    start = System.currentTimeMillis();
    for (int i = 0; i < threads.length; i++) {
        threads[i] = (i & 2) == 0 ? new Thread(update3) : new Thread(update4);
    for (int i = 0; i < threads.length; i++) {
    System.out.println("2 elapsed: " + (System.currentTimeMillis() - start));

    start = System.currentTimeMillis();
    for (int i = 0; i < threads.length; i++) {
        threads[i] = (i & 2) == 0 ? new Thread(update1) : new Thread(update3);
    for (int i = 0; i < threads.length; i++) {
    System.out.println("3 elapsed: " + (System.currentTimeMillis() - start));

    start = System.currentTimeMillis();
    for (int i = 0; i < threads.length; i++) {
        threads[i] = (i & 2) == 0 ? new Thread(update2) : new Thread(update4);
    for (int i = 0; i < threads.length; i++) {
    System.out.println("4 elapsed: " + (System.currentTimeMillis() - start));

For the result of opening content:

1 elapsed: 13140
2 elapsed: 11185
3 elapsed: 10124
4 elapsed: 11749

If the content is not enabled, the result of false sharing appears:

1 elapsed: 19021
2 elapsed: 18758
3 elapsed: 19140
4 elapsed: 19287

Obviously, there are significant differences in performance.


  1. When multiple threads modify different field s adjacent to memory, false sharing may occur, affecting performance.
  2. You can use class inheritance and useless field to fill in the cache row to avoid false sharing. However, in this way, it is limited that the cache line must be less than or equal to 64 bytes (this can be implemented by itself, most cache lines are 64 bytes). At the same time, a lot of useless code is generated
  3. Java 8 introduces @ Contended, which simplifies code, flexibly configures cache lines and adapts to different cache line sizes
  4. However, this annotation must add additional JVM startup parameters, otherwise it will not take effect.

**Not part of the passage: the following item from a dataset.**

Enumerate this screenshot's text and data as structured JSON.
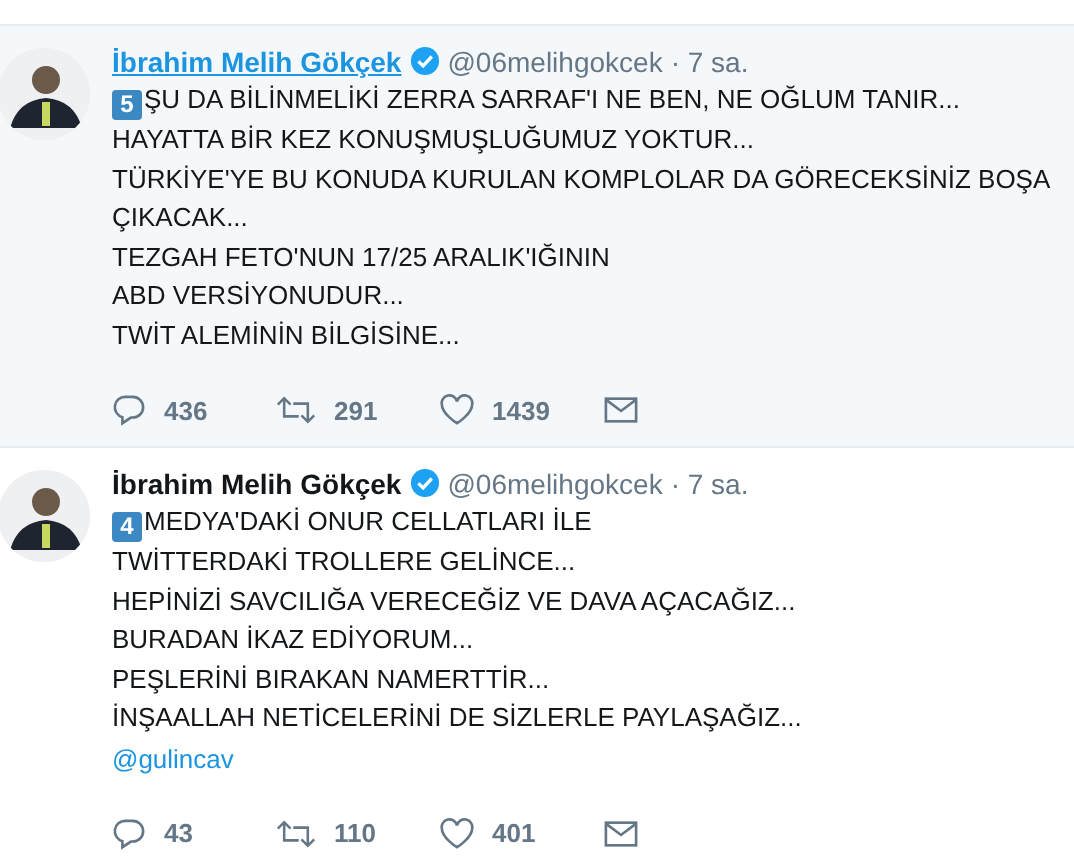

Therefore, the common framework class code still implements cache line filling by itself. We can consider using this annotation when using our project.

Topics: Programming Java JDK jvm less